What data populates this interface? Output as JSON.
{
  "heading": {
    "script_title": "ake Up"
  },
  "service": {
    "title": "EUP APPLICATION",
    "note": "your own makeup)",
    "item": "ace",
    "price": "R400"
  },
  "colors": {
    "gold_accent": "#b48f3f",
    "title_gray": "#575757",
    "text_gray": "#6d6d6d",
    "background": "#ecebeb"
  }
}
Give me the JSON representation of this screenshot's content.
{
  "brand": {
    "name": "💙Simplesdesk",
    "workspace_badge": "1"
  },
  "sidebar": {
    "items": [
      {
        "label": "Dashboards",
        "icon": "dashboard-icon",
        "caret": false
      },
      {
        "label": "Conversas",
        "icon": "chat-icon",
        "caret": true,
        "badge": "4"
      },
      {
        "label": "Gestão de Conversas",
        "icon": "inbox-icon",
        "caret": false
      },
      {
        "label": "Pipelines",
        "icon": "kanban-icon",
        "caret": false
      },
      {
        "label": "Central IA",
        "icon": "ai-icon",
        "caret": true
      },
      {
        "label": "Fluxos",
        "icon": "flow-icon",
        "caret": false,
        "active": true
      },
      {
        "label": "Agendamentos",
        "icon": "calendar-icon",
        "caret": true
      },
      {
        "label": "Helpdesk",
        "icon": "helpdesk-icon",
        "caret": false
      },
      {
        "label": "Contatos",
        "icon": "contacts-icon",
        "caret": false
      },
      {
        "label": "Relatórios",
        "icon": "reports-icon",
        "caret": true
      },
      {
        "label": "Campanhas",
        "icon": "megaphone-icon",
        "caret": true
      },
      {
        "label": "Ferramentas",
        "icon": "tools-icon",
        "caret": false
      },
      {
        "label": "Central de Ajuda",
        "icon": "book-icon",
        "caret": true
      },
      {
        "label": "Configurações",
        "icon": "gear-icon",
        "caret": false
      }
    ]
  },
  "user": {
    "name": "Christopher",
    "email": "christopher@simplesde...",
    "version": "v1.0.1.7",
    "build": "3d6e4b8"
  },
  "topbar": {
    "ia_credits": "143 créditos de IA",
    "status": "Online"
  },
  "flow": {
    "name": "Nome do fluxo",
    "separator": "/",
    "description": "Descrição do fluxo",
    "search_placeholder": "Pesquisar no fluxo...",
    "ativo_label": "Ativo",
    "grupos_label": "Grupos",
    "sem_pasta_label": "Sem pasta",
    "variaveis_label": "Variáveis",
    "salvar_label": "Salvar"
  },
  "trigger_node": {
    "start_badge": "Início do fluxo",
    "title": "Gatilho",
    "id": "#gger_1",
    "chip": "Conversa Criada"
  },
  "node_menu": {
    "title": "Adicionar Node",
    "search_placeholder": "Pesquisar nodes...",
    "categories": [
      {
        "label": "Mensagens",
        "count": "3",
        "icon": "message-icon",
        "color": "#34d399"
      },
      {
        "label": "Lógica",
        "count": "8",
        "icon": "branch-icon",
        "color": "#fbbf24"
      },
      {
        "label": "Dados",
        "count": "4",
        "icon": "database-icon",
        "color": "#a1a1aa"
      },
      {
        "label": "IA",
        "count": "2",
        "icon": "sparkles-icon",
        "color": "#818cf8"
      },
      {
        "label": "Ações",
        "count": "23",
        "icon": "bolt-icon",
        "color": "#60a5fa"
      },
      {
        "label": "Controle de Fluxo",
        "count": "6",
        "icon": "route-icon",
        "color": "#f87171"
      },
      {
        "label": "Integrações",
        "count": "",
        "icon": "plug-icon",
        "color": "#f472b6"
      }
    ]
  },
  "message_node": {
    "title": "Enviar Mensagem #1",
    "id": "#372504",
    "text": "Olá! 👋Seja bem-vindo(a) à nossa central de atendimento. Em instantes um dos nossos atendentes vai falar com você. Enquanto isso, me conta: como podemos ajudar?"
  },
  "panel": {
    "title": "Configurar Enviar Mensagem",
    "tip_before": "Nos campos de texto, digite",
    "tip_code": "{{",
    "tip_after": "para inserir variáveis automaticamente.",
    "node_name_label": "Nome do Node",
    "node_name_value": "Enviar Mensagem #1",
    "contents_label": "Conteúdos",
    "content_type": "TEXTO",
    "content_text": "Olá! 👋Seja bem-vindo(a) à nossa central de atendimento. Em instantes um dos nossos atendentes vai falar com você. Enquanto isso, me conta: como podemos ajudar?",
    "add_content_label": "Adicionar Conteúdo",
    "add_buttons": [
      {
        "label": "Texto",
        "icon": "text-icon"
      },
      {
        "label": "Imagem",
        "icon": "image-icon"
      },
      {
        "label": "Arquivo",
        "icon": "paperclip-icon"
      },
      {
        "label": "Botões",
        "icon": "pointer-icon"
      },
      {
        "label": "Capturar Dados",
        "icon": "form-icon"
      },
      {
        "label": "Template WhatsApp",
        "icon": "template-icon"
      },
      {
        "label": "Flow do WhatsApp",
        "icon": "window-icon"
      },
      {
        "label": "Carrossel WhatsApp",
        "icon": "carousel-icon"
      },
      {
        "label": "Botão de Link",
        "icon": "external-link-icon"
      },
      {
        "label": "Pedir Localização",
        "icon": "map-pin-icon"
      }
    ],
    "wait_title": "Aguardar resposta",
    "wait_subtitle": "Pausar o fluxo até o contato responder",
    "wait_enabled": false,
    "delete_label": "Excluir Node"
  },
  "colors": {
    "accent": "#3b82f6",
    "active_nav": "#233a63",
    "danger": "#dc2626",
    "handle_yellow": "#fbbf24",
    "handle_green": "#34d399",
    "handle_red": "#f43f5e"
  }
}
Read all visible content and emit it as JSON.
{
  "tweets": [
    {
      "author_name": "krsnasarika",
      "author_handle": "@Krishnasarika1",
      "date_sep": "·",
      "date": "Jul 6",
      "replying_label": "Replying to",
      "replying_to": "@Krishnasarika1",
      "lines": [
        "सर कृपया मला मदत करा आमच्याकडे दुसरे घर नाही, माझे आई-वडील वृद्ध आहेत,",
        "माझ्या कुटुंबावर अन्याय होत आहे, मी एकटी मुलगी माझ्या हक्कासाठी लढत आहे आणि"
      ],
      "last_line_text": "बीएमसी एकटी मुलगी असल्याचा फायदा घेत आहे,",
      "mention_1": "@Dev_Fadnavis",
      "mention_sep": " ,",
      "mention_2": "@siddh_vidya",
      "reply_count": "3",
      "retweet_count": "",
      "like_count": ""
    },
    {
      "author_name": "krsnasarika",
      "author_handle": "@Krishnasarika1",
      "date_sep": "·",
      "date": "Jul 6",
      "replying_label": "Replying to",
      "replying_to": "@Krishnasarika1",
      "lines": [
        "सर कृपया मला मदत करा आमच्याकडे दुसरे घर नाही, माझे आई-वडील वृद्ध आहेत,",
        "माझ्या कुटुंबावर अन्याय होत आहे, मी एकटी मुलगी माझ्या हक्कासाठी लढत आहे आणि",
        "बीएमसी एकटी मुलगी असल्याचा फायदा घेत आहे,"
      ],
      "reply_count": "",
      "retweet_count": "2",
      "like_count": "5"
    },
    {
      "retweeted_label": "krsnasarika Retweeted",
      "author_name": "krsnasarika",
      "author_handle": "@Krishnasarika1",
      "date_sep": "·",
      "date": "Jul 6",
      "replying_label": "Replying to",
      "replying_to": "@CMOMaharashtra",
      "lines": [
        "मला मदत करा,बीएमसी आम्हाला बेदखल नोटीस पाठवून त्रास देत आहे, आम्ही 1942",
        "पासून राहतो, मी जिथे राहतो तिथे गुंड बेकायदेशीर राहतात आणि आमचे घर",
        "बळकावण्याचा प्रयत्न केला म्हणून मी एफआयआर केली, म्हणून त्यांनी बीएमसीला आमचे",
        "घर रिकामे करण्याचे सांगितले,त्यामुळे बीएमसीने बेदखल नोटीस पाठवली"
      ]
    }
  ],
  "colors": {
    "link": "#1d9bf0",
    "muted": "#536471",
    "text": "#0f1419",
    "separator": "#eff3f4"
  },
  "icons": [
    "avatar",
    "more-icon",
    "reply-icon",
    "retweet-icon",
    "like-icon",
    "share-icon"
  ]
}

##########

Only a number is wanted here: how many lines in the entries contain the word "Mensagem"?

> Finished task: 3